Entries provided START
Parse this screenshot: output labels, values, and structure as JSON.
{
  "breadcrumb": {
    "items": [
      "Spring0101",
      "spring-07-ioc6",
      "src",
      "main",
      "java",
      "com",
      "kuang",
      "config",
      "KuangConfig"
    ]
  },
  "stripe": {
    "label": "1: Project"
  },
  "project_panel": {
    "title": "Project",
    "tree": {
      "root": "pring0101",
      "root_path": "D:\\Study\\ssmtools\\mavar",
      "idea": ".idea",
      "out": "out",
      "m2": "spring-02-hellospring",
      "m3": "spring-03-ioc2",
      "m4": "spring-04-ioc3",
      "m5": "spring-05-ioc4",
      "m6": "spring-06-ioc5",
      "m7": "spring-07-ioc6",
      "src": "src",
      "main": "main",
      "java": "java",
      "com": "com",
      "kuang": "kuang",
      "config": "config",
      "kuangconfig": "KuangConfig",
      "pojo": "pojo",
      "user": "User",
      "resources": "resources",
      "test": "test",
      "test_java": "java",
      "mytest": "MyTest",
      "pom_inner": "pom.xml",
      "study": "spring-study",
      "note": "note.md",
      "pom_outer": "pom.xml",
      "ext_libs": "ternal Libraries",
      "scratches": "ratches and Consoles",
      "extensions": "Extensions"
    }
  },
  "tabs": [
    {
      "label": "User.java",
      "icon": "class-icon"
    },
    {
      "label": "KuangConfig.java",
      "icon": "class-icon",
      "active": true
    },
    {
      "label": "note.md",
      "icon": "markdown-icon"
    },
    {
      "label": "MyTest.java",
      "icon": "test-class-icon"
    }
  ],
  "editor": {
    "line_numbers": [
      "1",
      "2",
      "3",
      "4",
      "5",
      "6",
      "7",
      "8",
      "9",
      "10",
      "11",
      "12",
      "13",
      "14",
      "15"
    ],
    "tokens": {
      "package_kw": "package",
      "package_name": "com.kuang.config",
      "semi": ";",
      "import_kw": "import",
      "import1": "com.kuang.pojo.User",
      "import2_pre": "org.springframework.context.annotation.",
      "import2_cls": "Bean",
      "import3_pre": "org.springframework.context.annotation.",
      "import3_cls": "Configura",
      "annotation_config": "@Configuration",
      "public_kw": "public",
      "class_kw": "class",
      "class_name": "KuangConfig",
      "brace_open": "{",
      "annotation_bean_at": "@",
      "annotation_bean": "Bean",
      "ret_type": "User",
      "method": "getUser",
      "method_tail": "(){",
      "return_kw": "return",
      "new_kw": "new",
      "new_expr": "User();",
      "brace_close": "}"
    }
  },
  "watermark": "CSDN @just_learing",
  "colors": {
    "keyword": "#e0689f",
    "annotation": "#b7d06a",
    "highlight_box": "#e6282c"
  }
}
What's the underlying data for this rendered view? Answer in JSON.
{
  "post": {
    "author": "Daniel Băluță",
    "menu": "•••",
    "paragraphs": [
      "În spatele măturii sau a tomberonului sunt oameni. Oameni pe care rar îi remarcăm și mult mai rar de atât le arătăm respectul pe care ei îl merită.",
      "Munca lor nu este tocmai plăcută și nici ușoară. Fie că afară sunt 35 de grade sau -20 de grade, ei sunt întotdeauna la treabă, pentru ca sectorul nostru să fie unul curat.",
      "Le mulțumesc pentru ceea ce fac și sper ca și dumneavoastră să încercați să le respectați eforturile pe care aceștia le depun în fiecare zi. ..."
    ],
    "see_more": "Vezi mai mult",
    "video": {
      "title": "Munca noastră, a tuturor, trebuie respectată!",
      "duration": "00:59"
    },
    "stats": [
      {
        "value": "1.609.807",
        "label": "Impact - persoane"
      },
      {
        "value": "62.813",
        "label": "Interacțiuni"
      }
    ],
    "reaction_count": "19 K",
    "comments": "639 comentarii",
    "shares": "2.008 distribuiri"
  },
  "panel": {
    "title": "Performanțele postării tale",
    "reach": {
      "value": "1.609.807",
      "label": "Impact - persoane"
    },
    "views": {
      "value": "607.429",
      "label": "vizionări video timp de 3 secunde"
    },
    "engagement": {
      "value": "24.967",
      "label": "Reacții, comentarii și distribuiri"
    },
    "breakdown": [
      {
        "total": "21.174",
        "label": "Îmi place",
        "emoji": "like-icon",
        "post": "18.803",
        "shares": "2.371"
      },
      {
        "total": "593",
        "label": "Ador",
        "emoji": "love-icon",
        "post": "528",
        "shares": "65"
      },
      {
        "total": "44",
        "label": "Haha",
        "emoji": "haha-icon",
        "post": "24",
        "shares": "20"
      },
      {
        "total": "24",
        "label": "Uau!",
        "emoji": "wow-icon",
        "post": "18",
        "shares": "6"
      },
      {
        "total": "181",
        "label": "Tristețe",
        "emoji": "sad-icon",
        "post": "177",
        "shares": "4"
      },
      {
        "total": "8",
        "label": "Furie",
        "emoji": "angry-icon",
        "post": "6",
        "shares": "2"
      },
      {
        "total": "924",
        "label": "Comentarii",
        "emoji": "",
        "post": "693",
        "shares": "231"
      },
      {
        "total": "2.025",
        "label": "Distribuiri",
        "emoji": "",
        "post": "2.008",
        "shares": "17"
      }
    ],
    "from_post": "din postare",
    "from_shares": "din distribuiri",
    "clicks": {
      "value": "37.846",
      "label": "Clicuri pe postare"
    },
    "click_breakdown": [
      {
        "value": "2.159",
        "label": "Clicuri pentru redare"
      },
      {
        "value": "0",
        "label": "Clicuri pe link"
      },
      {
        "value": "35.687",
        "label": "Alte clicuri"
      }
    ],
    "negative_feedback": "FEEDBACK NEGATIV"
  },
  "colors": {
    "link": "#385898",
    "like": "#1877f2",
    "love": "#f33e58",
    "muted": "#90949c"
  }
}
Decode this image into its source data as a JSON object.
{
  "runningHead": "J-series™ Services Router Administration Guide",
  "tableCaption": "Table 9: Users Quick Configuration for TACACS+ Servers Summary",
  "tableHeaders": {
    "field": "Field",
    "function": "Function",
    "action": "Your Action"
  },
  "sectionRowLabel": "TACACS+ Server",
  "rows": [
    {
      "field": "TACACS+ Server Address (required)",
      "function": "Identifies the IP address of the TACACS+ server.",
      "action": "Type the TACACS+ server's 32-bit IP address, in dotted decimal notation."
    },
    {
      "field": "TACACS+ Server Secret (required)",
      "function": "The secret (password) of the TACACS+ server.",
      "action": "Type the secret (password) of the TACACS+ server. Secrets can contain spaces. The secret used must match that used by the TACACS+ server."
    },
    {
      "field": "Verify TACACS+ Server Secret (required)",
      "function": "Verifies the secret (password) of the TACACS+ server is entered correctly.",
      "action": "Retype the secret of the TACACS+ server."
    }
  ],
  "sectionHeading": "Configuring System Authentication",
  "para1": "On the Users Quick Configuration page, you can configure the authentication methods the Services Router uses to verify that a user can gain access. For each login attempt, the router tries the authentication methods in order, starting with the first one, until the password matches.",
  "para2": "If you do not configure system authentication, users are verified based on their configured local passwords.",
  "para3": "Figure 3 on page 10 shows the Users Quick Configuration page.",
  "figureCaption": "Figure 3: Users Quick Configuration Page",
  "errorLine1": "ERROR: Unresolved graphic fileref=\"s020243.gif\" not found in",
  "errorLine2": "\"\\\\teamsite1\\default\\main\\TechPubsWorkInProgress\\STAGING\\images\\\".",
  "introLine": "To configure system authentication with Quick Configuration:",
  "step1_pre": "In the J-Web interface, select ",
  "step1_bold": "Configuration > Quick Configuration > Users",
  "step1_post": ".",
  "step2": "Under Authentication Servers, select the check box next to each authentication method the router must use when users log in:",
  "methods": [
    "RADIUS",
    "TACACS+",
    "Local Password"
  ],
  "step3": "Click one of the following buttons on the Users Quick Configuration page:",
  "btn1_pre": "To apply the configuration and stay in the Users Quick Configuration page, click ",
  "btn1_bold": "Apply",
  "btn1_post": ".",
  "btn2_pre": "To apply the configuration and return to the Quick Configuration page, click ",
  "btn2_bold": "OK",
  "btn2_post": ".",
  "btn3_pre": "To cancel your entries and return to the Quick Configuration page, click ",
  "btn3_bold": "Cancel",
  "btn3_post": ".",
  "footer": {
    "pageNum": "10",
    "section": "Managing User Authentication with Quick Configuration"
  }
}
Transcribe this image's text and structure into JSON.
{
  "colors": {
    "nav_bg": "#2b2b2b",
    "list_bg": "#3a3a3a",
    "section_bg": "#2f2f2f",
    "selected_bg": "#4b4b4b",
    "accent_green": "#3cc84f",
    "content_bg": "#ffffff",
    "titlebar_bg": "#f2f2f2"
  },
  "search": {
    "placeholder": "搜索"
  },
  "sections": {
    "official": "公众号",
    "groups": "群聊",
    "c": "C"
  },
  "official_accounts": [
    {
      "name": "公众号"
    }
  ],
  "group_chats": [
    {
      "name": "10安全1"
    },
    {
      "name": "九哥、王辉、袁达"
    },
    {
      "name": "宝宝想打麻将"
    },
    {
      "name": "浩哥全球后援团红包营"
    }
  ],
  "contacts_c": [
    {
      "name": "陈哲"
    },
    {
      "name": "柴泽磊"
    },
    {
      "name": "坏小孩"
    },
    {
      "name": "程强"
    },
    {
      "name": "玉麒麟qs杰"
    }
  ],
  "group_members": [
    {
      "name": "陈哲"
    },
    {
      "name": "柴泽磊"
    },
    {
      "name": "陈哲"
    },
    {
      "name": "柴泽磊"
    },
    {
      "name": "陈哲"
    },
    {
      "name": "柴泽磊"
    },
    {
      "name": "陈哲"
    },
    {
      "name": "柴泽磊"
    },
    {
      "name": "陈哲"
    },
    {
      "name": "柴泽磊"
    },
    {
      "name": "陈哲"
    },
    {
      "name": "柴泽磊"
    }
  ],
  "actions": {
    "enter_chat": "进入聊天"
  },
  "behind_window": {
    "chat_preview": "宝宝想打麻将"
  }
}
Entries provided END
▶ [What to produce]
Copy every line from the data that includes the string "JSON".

▶ [Solution below]
Parse this screenshot: output labels, values, and structure as JSON.
What's the underlying data for this rendered view? Answer in JSON.
Decode this image into its source data as a JSON object.
Transcribe this image's text and structure into JSON.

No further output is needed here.